Interface dataset entries:

Content starts

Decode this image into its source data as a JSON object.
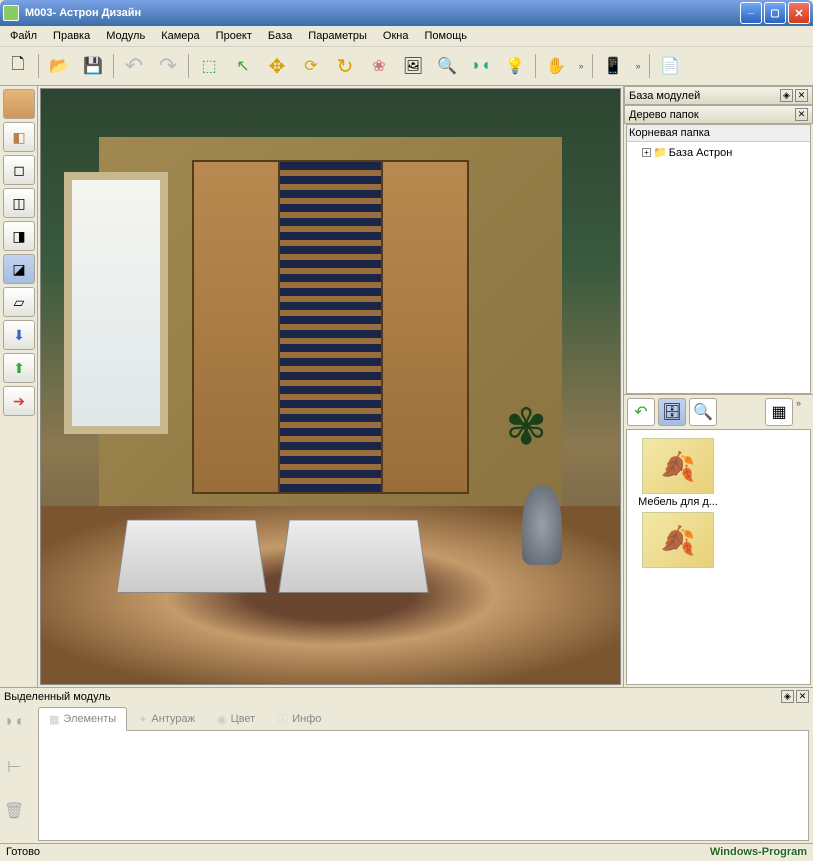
{
  "title": "М003- Астрон Дизайн",
  "menu": [
    "Файл",
    "Правка",
    "Модуль",
    "Камера",
    "Проект",
    "База",
    "Параметры",
    "Окна",
    "Помощь"
  ],
  "toolbar_icons": {
    "new": "🗋",
    "open": "📂",
    "save": "💾",
    "undo": "↶",
    "redo": "↷",
    "select_rect": "⬚",
    "select_cursor": "↖",
    "move": "✥",
    "rotate90": "⟳",
    "rotate": "↻",
    "flower": "❀",
    "image": "🖼",
    "search": "🔍",
    "flip": "◗◖",
    "bulb": "💡",
    "hand": "✋",
    "phone": "📱",
    "doc": "📄"
  },
  "left_icons": [
    "▬",
    "◧",
    "◻",
    "◫",
    "◨",
    "◪",
    "▱",
    "⬇",
    "⬆",
    "➔"
  ],
  "right": {
    "panel1_title": "База модулей",
    "panel2_title": "Дерево папок",
    "root": "Корневая папка",
    "tree_item": "База Астрон",
    "thumb1": "Мебель для д..."
  },
  "bottom": {
    "title": "Выделенный модуль",
    "tabs": [
      "Элементы",
      "Антураж",
      "Цвет",
      "Инфо"
    ]
  },
  "status": "Готово",
  "watermark": "Windows-Program"
}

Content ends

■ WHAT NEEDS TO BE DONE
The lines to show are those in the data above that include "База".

■ RESPONSE TO THIS TASK
    "База",
    "panel1_title": "База модулей",
    "tree_item": "База Астрон",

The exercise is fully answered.